Segment Open

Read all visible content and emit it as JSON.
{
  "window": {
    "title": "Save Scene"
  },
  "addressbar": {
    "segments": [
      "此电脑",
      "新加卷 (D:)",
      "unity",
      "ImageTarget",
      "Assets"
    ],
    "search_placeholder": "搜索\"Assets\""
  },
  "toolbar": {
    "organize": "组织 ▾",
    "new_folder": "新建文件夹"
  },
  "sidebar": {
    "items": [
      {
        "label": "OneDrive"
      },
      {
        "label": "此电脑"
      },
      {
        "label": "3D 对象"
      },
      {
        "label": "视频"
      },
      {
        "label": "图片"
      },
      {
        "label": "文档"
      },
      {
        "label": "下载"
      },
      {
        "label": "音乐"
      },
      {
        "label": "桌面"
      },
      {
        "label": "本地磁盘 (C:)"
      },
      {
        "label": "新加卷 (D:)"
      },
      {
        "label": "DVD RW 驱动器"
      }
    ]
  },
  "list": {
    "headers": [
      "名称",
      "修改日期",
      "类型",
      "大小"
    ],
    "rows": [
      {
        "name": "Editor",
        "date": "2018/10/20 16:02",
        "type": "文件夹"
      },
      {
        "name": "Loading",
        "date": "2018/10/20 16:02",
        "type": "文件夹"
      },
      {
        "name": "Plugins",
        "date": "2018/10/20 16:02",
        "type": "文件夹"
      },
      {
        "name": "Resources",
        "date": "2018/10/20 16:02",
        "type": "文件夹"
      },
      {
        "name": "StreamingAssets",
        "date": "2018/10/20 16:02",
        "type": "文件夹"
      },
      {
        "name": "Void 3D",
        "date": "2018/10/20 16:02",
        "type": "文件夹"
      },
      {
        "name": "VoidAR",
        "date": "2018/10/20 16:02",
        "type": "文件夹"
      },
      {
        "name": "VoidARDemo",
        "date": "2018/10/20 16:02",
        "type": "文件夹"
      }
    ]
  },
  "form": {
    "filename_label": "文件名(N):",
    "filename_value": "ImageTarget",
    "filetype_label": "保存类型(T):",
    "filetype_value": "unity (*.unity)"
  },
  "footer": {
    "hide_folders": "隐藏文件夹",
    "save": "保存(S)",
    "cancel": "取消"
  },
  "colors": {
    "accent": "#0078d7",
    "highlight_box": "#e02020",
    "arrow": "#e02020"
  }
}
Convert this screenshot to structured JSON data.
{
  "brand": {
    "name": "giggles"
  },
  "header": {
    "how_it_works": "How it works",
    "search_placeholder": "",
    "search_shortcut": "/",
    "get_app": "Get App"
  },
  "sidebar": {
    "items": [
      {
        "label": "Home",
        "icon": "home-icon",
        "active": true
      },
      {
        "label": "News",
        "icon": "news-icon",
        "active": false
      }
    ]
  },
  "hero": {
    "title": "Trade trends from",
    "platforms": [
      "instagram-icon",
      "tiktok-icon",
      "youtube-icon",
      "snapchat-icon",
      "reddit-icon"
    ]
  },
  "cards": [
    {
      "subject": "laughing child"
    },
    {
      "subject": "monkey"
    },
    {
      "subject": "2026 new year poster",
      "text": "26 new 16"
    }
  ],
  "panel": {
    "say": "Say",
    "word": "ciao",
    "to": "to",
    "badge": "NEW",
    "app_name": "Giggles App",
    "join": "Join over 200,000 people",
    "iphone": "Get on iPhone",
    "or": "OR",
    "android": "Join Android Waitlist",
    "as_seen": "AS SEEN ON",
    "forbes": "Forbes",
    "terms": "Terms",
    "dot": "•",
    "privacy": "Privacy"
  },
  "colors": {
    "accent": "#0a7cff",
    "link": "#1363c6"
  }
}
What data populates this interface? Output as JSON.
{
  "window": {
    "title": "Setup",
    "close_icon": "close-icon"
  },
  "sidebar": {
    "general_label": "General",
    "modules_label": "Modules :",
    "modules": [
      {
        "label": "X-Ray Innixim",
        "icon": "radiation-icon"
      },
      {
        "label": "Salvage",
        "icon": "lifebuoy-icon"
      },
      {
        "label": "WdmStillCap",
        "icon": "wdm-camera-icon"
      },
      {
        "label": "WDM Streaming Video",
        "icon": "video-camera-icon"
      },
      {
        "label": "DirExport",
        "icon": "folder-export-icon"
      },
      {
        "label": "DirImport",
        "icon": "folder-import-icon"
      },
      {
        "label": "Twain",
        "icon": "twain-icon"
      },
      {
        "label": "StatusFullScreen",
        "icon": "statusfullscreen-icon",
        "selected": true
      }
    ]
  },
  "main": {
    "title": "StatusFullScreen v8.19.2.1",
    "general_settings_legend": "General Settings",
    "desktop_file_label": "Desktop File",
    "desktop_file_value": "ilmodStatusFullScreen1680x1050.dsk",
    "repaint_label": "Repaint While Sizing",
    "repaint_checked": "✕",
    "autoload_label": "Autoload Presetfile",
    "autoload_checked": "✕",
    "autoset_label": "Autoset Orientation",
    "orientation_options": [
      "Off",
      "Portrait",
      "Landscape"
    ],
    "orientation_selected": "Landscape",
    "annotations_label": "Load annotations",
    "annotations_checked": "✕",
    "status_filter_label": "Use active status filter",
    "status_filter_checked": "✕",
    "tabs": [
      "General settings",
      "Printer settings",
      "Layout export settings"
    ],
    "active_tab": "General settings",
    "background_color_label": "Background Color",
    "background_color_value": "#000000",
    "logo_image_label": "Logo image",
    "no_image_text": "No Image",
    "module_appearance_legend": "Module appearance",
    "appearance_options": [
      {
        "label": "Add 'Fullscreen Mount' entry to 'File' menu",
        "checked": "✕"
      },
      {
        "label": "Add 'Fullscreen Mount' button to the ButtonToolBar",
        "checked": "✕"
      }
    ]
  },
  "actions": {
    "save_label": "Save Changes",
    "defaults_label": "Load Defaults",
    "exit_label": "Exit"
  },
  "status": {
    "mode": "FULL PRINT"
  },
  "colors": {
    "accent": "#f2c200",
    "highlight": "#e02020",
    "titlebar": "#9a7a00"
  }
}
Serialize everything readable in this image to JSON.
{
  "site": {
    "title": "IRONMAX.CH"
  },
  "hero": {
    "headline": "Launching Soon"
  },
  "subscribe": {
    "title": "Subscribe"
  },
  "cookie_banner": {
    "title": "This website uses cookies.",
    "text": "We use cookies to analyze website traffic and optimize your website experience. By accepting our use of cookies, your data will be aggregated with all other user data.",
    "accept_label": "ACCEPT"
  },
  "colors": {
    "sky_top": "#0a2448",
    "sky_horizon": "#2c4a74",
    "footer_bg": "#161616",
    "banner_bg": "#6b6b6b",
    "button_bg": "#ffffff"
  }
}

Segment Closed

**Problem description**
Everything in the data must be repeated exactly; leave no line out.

**Final answer**
Read all visible content and emit it as JSON.
{
  "window": {
    "title": "Save Scene"
  },
  "addressbar": {
    "segments": [
      "此电脑",
      "新加卷 (D:)",
      "unity",
      "ImageTarget",
      "Assets"
    ],
    "search_placeholder": "搜索\"Assets\""
  },
  "toolbar": {
    "organize": "组织 ▾",
    "new_folder": "新建文件夹"
  },
  "sidebar": {
    "items": [
      {
        "label": "OneDrive"
      },
      {
        "label": "此电脑"
      },
      {
        "label": "3D 对象"
      },
      {
        "label": "视频"
      },
      {
        "label": "图片"
      },
      {
        "label": "文档"
      },
      {
        "label": "下载"
      },
      {
        "label": "音乐"
      },
      {
        "label": "桌面"
      },
      {
        "label": "本地磁盘 (C:)"
      },
      {
        "label": "新加卷 (D:)"
      },
      {
        "label": "DVD RW 驱动器"
      }
    ]
  },
  "list": {
    "headers": [
      "名称",
      "修改日期",
      "类型",
      "大小"
    ],
    "rows": [
      {
        "name": "Editor",
        "date": "2018/10/20 16:02",
        "type": "文件夹"
      },
      {
        "name": "Loading",
        "date": "2018/10/20 16:02",
        "type": "文件夹"
      },
      {
        "name": "Plugins",
        "date": "2018/10/20 16:02",
        "type": "文件夹"
      },
      {
        "name": "Resources",
        "date": "2018/10/20 16:02",
        "type": "文件夹"
      },
      {
        "name": "StreamingAssets",
        "date": "2018/10/20 16:02",
        "type": "文件夹"
      },
      {
        "name": "Void 3D",
        "date": "2018/10/20 16:02",
        "type": "文件夹"
      },
      {
        "name": "VoidAR",
        "date": "2018/10/20 16:02",
        "type": "文件夹"
      },
      {
        "name": "VoidARDemo",
        "date": "2018/10/20 16:02",
        "type": "文件夹"
      }
    ]
  },
  "form": {
    "filename_label": "文件名(N):",
    "filename_value": "ImageTarget",
    "filetype_label": "保存类型(T):",
    "filetype_value": "unity (*.unity)"
  },
  "footer": {
    "hide_folders": "隐藏文件夹",
    "save": "保存(S)",
    "cancel": "取消"
  },
  "colors": {
    "accent": "#0078d7",
    "highlight_box": "#e02020",
    "arrow": "#e02020"
  }
}
Convert this screenshot to structured JSON data.
{
  "brand": {
    "name": "giggles"
  },
  "header": {
    "how_it_works": "How it works",
    "search_placeholder": "",
    "search_shortcut": "/",
    "get_app": "Get App"
  },
  "sidebar": {
    "items": [
      {
        "label": "Home",
        "icon": "home-icon",
        "active": true
      },
      {
        "label": "News",
        "icon": "news-icon",
        "active": false
      }
    ]
  },
  "hero": {
    "title": "Trade trends from",
    "platforms": [
      "instagram-icon",
      "tiktok-icon",
      "youtube-icon",
      "snapchat-icon",
      "reddit-icon"
    ]
  },
  "cards": [
    {
      "subject": "laughing child"
    },
    {
      "subject": "monkey"
    },
    {
      "subject": "2026 new year poster",
      "text": "26 new 16"
    }
  ],
  "panel": {
    "say": "Say",
    "word": "ciao",
    "to": "to",
    "badge": "NEW",
    "app_name": "Giggles App",
    "join": "Join over 200,000 people",
    "iphone": "Get on iPhone",
    "or": "OR",
    "android": "Join Android Waitlist",
    "as_seen": "AS SEEN ON",
    "forbes": "Forbes",
    "terms": "Terms",
    "dot": "•",
    "privacy": "Privacy"
  },
  "colors": {
    "accent": "#0a7cff",
    "link": "#1363c6"
  }
}
What data populates this interface? Output as JSON.
{
  "window": {
    "title": "Setup",
    "close_icon": "close-icon"
  },
  "sidebar": {
    "general_label": "General",
    "modules_label": "Modules :",
    "modules": [
      {
        "label": "X-Ray Innixim",
        "icon": "radiation-icon"
      },
      {
        "label": "Salvage",
        "icon": "lifebuoy-icon"
      },
      {
        "label": "WdmStillCap",
        "icon": "wdm-camera-icon"
      },
      {
        "label": "WDM Streaming Video",
        "icon": "video-camera-icon"
      },
      {
        "label": "DirExport",
        "icon": "folder-export-icon"
      },
      {
        "label": "DirImport",
        "icon": "folder-import-icon"
      },
      {
        "label": "Twain",
        "icon": "twain-icon"
      },
      {
        "label": "StatusFullScreen",
        "icon": "statusfullscreen-icon",
        "selected": true
      }
    ]
  },
  "main": {
    "title": "StatusFullScreen v8.19.2.1",
    "general_settings_legend": "General Settings",
    "desktop_file_label": "Desktop File",
    "desktop_file_value": "ilmodStatusFullScreen1680x1050.dsk",
    "repaint_label": "Repaint While Sizing",
    "repaint_checked": "✕",
    "autoload_label": "Autoload Presetfile",
    "autoload_checked": "✕",
    "autoset_label": "Autoset Orientation",
    "orientation_options": [
      "Off",
      "Portrait",
      "Landscape"
    ],
    "orientation_selected": "Landscape",
    "annotations_label": "Load annotations",
    "annotations_checked": "✕",
    "status_filter_label": "Use active status filter",
    "status_filter_checked": "✕",
    "tabs": [
      "General settings",
      "Printer settings",
      "Layout export settings"
    ],
    "active_tab": "General settings",
    "background_color_label": "Background Color",
    "background_color_value": "#000000",
    "logo_image_label": "Logo image",
    "no_image_text": "No Image",
    "module_appearance_legend": "Module appearance",
    "appearance_options": [
      {
        "label": "Add 'Fullscreen Mount' entry to 'File' menu",
        "checked": "✕"
      },
      {
        "label": "Add 'Fullscreen Mount' button to the ButtonToolBar",
        "checked": "✕"
      }
    ]
  },
  "actions": {
    "save_label": "Save Changes",
    "defaults_label": "Load Defaults",
    "exit_label": "Exit"
  },
  "status": {
    "mode": "FULL PRINT"
  },
  "colors": {
    "accent": "#f2c200",
    "highlight": "#e02020",
    "titlebar": "#9a7a00"
  }
}
Serialize everything readable in this image to JSON.
{
  "site": {
    "title": "IRONMAX.CH"
  },
  "hero": {
    "headline": "Launching Soon"
  },
  "subscribe": {
    "title": "Subscribe"
  },
  "cookie_banner": {
    "title": "This website uses cookies.",
    "text": "We use cookies to analyze website traffic and optimize your website experience. By accepting our use of cookies, your data will be aggregated with all other user data.",
    "accept_label": "ACCEPT"
  },
  "colors": {
    "sky_top": "#0a2448",
    "sky_horizon": "#2c4a74",
    "footer_bg": "#161616",
    "banner_bg": "#6b6b6b",
    "button_bg": "#ffffff"
  }
}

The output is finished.